• [AIM OF THE EXERCISE]:
Report every line below that has the string "lostfound" in it.

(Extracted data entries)
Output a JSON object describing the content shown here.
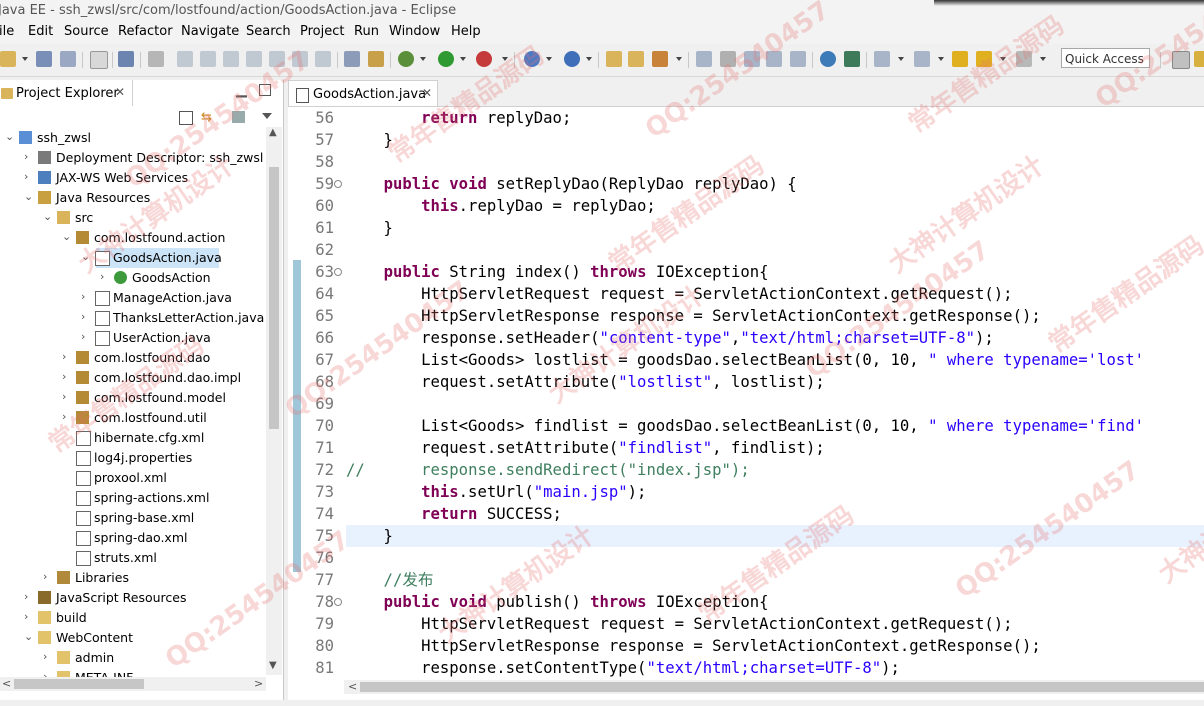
{
  "window": {
    "title": "Java EE - ssh_zwsl/src/com/lostfound/action/GoodsAction.java - Eclipse"
  },
  "menu": [
    "File",
    "Edit",
    "Source",
    "Refactor",
    "Navigate",
    "Search",
    "Project",
    "Run",
    "Window",
    "Help"
  ],
  "menu_display": [
    "ile",
    "Edit",
    "Source",
    "Refactor",
    "Navigate",
    "Search",
    "Project",
    "Run",
    "Window",
    "Help"
  ],
  "toolbar": {
    "quick_access": "Quick Access"
  },
  "explorer": {
    "title": "Project Explorer",
    "tree": [
      {
        "label": "ssh_zwsl",
        "icon": "project-icon",
        "expanded": true
      },
      {
        "label": "Deployment Descriptor: ssh_zwsl",
        "icon": "descriptor-icon"
      },
      {
        "label": "JAX-WS Web Services",
        "icon": "webservice-icon"
      },
      {
        "label": "Java Resources",
        "icon": "java-resources-icon",
        "expanded": true
      },
      {
        "label": "src",
        "icon": "source-folder-icon",
        "expanded": true
      },
      {
        "label": "com.lostfound.action",
        "icon": "package-icon",
        "expanded": true
      },
      {
        "label": "GoodsAction.java",
        "icon": "java-file-icon",
        "expanded": true,
        "selected": true
      },
      {
        "label": "GoodsAction",
        "icon": "class-icon"
      },
      {
        "label": "ManageAction.java",
        "icon": "java-file-icon"
      },
      {
        "label": "ThanksLetterAction.java",
        "icon": "java-file-icon"
      },
      {
        "label": "UserAction.java",
        "icon": "java-file-icon"
      },
      {
        "label": "com.lostfound.dao",
        "icon": "package-icon"
      },
      {
        "label": "com.lostfound.dao.impl",
        "icon": "package-icon"
      },
      {
        "label": "com.lostfound.model",
        "icon": "package-icon"
      },
      {
        "label": "com.lostfound.util",
        "icon": "package-icon"
      },
      {
        "label": "hibernate.cfg.xml",
        "icon": "xml-file-icon"
      },
      {
        "label": "log4j.properties",
        "icon": "properties-file-icon"
      },
      {
        "label": "proxool.xml",
        "icon": "xml-file-icon"
      },
      {
        "label": "spring-actions.xml",
        "icon": "xml-file-icon"
      },
      {
        "label": "spring-base.xml",
        "icon": "xml-file-icon"
      },
      {
        "label": "spring-dao.xml",
        "icon": "xml-file-icon"
      },
      {
        "label": "struts.xml",
        "icon": "xml-file-icon"
      },
      {
        "label": "Libraries",
        "icon": "library-icon"
      },
      {
        "label": "JavaScript Resources",
        "icon": "js-resources-icon"
      },
      {
        "label": "build",
        "icon": "folder-icon"
      },
      {
        "label": "WebContent",
        "icon": "folder-icon",
        "expanded": true
      },
      {
        "label": "admin",
        "icon": "folder-icon"
      },
      {
        "label": "META-INF",
        "icon": "folder-icon"
      }
    ]
  },
  "editor": {
    "tab_label": "GoodsAction.java",
    "lines": [
      {
        "n": "56",
        "text": "        return replyDao;"
      },
      {
        "n": "57",
        "text": "    }"
      },
      {
        "n": "58",
        "text": ""
      },
      {
        "n": "59",
        "text": "    public void setReplyDao(ReplyDao replyDao) {"
      },
      {
        "n": "60",
        "text": "        this.replyDao = replyDao;"
      },
      {
        "n": "61",
        "text": "    }"
      },
      {
        "n": "62",
        "text": ""
      },
      {
        "n": "63",
        "text": "    public String index() throws IOException{"
      },
      {
        "n": "64",
        "text": "        HttpServletRequest request = ServletActionContext.getRequest();"
      },
      {
        "n": "65",
        "text": "        HttpServletResponse response = ServletActionContext.getResponse();"
      },
      {
        "n": "66",
        "text": "        response.setHeader(\"content-type\",\"text/html;charset=UTF-8\");"
      },
      {
        "n": "67",
        "text": "        List<Goods> lostlist = goodsDao.selectBeanList(0, 10, \" where typename='lost'"
      },
      {
        "n": "68",
        "text": "        request.setAttribute(\"lostlist\", lostlist);"
      },
      {
        "n": "69",
        "text": ""
      },
      {
        "n": "70",
        "text": "        List<Goods> findlist = goodsDao.selectBeanList(0, 10, \" where typename='find'"
      },
      {
        "n": "71",
        "text": "        request.setAttribute(\"findlist\", findlist);"
      },
      {
        "n": "72",
        "text": "//      response.sendRedirect(\"index.jsp\");"
      },
      {
        "n": "73",
        "text": "        this.setUrl(\"main.jsp\");"
      },
      {
        "n": "74",
        "text": "        return SUCCESS;"
      },
      {
        "n": "75",
        "text": "    }"
      },
      {
        "n": "76",
        "text": ""
      },
      {
        "n": "77",
        "text": "    //发布"
      },
      {
        "n": "78",
        "text": "    public void publish() throws IOException{"
      },
      {
        "n": "79",
        "text": "        HttpServletRequest request = ServletActionContext.getRequest();"
      },
      {
        "n": "80",
        "text": "        HttpServletResponse response = ServletActionContext.getResponse();"
      },
      {
        "n": "81",
        "text": "        response.setContentType(\"text/html;charset=UTF-8\");"
      }
    ]
  },
  "watermark": [
    "QQ:254540457",
    "常年售精品源码",
    "大神计算机设计"
  ]
}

• [FINAL ANSWER]:
    "title": "Java EE - ssh_zwsl/src/com/lostfound/action/GoodsAction.java - Eclipse"
        "label": "com.lostfound.action",
        "label": "com.lostfound.dao",
        "label": "com.lostfound.dao.impl",
        "label": "com.lostfound.model",
        "label": "com.lostfound.util",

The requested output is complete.